YOUR ASSIGNMENT = Return each line of the records holding the string "notification".

[Items from a dataset]
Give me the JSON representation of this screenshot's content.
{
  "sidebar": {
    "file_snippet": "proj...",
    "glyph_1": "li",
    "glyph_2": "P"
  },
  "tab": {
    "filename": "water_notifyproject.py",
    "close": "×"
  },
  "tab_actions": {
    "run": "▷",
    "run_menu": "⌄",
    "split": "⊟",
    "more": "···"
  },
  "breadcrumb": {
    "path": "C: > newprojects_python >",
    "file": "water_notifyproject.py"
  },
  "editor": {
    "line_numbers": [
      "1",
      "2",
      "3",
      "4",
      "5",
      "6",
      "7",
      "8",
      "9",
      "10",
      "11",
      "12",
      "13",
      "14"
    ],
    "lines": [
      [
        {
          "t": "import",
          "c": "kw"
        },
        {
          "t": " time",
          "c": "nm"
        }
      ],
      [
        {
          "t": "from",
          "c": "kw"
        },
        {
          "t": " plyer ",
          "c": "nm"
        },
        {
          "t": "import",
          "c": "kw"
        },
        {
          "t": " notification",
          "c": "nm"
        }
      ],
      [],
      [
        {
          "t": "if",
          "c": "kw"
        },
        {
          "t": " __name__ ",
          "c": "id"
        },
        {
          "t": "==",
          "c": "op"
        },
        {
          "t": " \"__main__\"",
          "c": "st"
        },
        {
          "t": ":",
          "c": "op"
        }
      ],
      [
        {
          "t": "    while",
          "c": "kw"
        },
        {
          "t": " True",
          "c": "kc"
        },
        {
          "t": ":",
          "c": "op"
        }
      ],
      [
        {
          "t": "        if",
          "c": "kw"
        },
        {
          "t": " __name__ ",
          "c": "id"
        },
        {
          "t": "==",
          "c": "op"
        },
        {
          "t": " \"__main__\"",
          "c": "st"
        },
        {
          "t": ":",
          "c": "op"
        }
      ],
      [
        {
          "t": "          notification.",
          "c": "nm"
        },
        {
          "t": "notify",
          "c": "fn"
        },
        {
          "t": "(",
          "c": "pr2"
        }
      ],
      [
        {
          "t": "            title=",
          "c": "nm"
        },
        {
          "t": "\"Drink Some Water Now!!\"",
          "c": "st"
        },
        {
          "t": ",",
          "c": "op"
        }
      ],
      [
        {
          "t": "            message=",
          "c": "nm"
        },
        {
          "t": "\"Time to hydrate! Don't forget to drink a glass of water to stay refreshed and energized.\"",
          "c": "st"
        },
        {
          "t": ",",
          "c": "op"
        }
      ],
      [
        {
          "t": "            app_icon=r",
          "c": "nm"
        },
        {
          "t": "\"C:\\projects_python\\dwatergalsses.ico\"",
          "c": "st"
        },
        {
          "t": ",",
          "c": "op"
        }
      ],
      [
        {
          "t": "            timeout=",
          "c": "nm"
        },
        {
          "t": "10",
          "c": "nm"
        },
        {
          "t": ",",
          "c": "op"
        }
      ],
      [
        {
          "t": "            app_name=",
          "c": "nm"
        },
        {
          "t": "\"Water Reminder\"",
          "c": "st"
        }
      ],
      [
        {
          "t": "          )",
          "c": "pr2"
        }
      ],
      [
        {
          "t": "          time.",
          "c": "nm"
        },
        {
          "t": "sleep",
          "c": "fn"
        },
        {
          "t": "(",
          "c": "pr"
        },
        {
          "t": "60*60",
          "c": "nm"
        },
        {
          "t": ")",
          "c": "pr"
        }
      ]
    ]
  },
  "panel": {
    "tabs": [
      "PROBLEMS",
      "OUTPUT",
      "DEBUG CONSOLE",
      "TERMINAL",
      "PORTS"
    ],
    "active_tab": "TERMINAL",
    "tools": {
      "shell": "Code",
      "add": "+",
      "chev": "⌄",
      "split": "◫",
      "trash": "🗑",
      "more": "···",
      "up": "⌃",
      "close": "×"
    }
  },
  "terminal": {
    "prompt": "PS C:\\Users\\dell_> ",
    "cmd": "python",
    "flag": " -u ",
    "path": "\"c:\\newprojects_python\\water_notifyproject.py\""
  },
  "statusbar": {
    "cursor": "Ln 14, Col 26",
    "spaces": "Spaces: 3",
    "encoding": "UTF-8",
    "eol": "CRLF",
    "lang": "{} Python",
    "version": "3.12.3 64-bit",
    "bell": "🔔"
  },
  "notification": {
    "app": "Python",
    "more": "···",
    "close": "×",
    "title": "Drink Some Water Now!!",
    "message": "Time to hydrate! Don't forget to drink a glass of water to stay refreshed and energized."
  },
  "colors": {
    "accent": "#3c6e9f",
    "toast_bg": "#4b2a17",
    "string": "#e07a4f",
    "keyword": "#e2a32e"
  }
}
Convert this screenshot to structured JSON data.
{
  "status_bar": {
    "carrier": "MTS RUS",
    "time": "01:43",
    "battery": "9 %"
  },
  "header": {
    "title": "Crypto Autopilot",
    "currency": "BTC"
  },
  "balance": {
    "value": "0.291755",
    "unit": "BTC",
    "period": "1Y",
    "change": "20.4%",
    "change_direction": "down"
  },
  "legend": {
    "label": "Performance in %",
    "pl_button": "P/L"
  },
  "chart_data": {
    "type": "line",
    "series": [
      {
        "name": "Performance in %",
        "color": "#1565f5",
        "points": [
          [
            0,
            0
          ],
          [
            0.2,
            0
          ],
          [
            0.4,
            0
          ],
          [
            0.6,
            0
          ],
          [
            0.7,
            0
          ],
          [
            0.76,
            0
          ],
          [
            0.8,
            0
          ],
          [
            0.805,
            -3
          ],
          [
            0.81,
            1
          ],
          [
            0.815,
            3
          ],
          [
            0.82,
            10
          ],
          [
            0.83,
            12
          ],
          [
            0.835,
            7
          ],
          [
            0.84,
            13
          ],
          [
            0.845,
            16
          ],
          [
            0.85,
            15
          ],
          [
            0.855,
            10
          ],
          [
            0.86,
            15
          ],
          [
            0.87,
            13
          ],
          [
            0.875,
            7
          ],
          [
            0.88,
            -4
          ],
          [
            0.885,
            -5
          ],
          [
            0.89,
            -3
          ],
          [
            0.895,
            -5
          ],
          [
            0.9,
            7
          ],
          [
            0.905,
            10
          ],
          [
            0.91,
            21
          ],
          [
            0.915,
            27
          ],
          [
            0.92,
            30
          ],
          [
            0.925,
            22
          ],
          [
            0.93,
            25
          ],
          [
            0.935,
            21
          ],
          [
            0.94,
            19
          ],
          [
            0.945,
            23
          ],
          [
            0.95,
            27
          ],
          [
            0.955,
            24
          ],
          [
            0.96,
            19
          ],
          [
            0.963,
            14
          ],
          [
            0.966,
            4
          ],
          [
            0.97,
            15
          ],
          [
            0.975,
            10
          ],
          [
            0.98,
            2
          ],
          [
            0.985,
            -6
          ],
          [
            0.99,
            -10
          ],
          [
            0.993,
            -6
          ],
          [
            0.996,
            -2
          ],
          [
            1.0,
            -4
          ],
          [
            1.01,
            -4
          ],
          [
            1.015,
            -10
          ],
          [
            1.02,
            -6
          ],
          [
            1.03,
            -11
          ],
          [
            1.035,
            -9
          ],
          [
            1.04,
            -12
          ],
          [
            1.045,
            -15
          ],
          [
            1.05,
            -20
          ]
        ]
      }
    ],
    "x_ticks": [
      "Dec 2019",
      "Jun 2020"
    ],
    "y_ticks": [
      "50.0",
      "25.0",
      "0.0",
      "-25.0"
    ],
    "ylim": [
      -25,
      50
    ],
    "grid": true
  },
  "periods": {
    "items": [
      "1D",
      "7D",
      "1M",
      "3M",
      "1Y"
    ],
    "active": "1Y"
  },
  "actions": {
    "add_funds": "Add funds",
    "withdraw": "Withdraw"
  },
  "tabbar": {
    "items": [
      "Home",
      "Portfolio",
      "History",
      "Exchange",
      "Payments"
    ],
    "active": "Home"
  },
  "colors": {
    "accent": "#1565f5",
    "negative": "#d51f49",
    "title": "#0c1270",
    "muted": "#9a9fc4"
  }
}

RESPONSE TO THE TASK =
          "t": " notification",
          "t": "          notification.",
  "notification": {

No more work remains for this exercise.